Dr. King also mentioned that by studying chimpanzees, we find there are many similarities that can give us clues for how much or how little hunting aided our own evolution—whether or not it was a “prime mover,” so to speak. She said the subject has been explored vigorously by anthropologist Craig Stanford and cited what his studies have helped us learn.

Dr. King said that Stanford chose to focus not on the communication and cooperation required to hunt prey, but what happens afterwards with the meat among groups of chimpanzees—and, by extension, hominids.

“To be specific, the strategic use of meat as currency when males interact with females is his single-most key factor,” she said. “What Stanford says is that meat is a kind of political tool, and that figuring out what to do with the meat when you’ve got it is what leads us to be able to appreciate hunting as a prime mover.”

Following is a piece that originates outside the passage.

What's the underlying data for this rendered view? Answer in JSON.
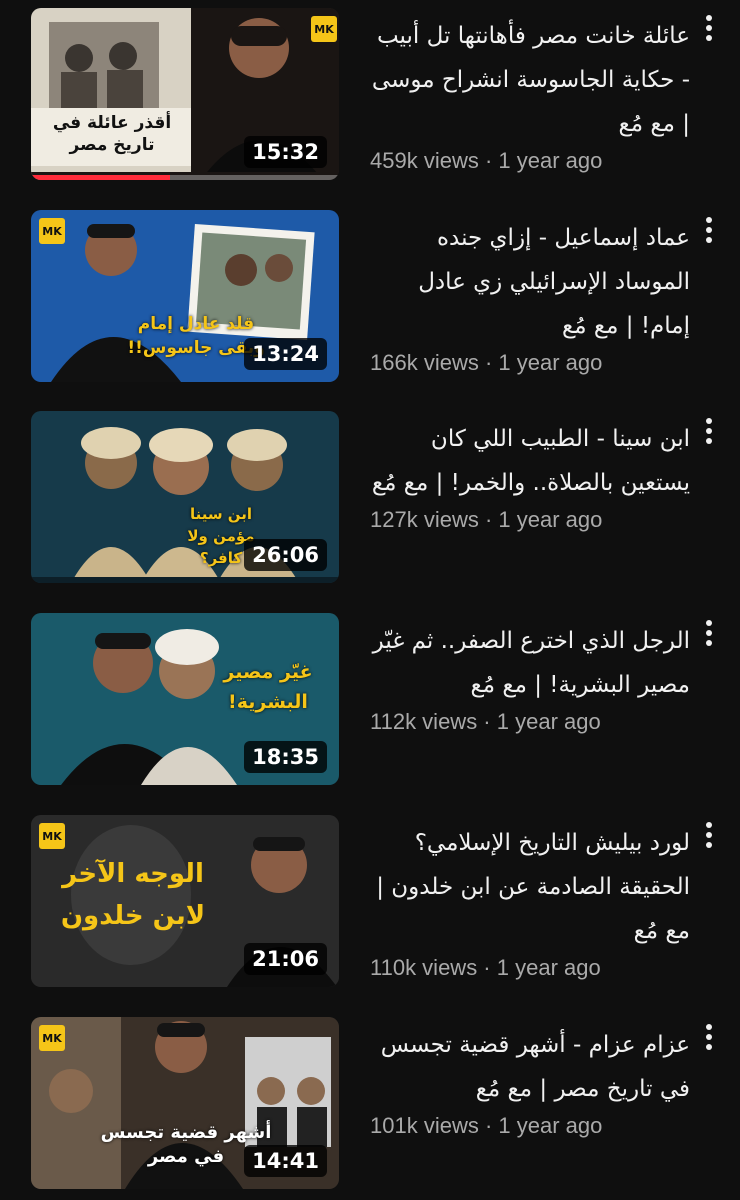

Amazingly enough, male chimpanzees use this currency in two very different ways of obtaining what they want. According to Dr. King (and Stanford), first, male chimps present the meat to female chimps who show visible signs of being fertile and ready for impregnation in order to curry favor and obtain sex. Second, male chimps offer meat to other male chimps who have helped them climb the social hierarchy—or chimps who could do so soon—in order to win friends in a kind of political bid. Although there are currently no hominids around to observe, it’s very possible they did the same thing.

Hunting big game is a 250,000-year way of life tied intricately into gathering and scavenging. Whether done for sustenance or to gain prominence and popularity among the tribe, it’s virtually in our DNA. Walmart’s sales shift, away from handguns and related ammo to emphasizing its hunting equipment that’s always been sold, puts a spotlight on the fascinating, ancient survival technique of hunting.

Dr. Barbara J. King contributed to this article. Dr. King is a biological anthropologist and retired Chancellor Professor of Anthropology at William & Mary in Williamsburg, Virginia. She earned her B.A. in Anthropology from Douglass College, Rutgers University, and her M.A. and Ph.D. from the University of Oklahoma.